Segment Start: Records for the task

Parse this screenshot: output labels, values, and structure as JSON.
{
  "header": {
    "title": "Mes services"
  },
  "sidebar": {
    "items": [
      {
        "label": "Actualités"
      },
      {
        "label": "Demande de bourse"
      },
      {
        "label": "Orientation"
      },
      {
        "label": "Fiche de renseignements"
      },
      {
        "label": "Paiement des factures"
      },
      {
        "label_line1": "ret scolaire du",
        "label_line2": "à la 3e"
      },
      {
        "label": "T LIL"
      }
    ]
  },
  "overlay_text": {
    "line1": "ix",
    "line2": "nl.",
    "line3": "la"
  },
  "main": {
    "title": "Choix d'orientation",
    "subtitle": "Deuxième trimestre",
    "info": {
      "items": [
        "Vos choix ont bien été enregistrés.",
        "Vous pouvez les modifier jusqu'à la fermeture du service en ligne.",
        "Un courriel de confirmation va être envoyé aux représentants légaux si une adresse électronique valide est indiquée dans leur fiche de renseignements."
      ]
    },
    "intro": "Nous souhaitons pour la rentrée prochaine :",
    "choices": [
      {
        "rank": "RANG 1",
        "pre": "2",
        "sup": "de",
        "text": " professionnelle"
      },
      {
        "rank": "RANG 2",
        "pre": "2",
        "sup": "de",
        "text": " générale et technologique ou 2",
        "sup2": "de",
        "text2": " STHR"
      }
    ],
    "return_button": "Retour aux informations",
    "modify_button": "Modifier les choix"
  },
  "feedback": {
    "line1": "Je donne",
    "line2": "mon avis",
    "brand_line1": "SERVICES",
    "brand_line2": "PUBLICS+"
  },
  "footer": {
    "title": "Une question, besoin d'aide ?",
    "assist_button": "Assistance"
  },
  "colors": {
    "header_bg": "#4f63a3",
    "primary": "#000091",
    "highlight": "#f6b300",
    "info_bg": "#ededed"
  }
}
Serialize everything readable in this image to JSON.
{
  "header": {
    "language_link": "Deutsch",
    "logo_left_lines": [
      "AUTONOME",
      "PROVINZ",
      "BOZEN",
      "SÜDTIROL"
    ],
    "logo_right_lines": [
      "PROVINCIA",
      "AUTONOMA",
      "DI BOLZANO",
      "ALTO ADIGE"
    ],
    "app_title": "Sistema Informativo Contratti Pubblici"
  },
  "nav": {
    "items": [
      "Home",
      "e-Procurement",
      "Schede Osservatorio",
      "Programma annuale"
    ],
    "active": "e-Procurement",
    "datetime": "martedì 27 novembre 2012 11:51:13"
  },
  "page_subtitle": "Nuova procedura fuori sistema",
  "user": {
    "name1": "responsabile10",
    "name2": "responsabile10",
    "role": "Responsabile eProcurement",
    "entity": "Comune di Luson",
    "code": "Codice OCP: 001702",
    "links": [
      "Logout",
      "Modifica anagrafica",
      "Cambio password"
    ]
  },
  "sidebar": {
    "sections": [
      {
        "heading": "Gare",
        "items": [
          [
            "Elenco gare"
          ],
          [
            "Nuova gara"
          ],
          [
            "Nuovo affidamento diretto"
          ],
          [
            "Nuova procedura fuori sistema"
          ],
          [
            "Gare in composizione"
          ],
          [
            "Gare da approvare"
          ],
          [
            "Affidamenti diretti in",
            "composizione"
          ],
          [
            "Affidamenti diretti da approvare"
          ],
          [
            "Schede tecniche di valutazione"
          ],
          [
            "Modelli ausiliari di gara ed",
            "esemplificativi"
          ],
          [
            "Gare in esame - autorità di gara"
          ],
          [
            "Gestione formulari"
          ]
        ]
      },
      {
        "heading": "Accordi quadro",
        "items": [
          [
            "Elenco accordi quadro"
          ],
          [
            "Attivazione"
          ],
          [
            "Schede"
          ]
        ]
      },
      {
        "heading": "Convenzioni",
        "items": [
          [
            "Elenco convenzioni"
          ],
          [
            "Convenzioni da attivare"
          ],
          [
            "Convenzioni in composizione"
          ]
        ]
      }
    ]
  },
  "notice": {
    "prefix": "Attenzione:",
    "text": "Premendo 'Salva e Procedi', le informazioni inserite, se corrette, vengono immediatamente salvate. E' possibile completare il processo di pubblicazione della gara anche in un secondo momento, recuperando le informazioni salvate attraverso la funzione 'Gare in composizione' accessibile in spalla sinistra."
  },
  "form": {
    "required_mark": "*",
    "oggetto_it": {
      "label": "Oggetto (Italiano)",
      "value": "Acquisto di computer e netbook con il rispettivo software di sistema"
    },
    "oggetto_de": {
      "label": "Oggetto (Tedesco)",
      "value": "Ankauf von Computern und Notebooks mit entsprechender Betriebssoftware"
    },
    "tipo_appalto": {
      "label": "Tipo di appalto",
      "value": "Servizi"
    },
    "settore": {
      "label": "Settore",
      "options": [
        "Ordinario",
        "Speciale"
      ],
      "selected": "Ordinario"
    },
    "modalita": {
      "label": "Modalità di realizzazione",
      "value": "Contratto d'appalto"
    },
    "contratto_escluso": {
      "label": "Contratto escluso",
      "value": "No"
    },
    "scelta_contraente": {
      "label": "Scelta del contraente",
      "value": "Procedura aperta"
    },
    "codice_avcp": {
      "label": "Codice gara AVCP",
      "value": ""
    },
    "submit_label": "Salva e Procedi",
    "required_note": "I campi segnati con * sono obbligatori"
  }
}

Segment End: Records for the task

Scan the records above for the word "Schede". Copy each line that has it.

      "Schede Osservatorio",
            "Schede tecniche di valutazione"
            "Schede"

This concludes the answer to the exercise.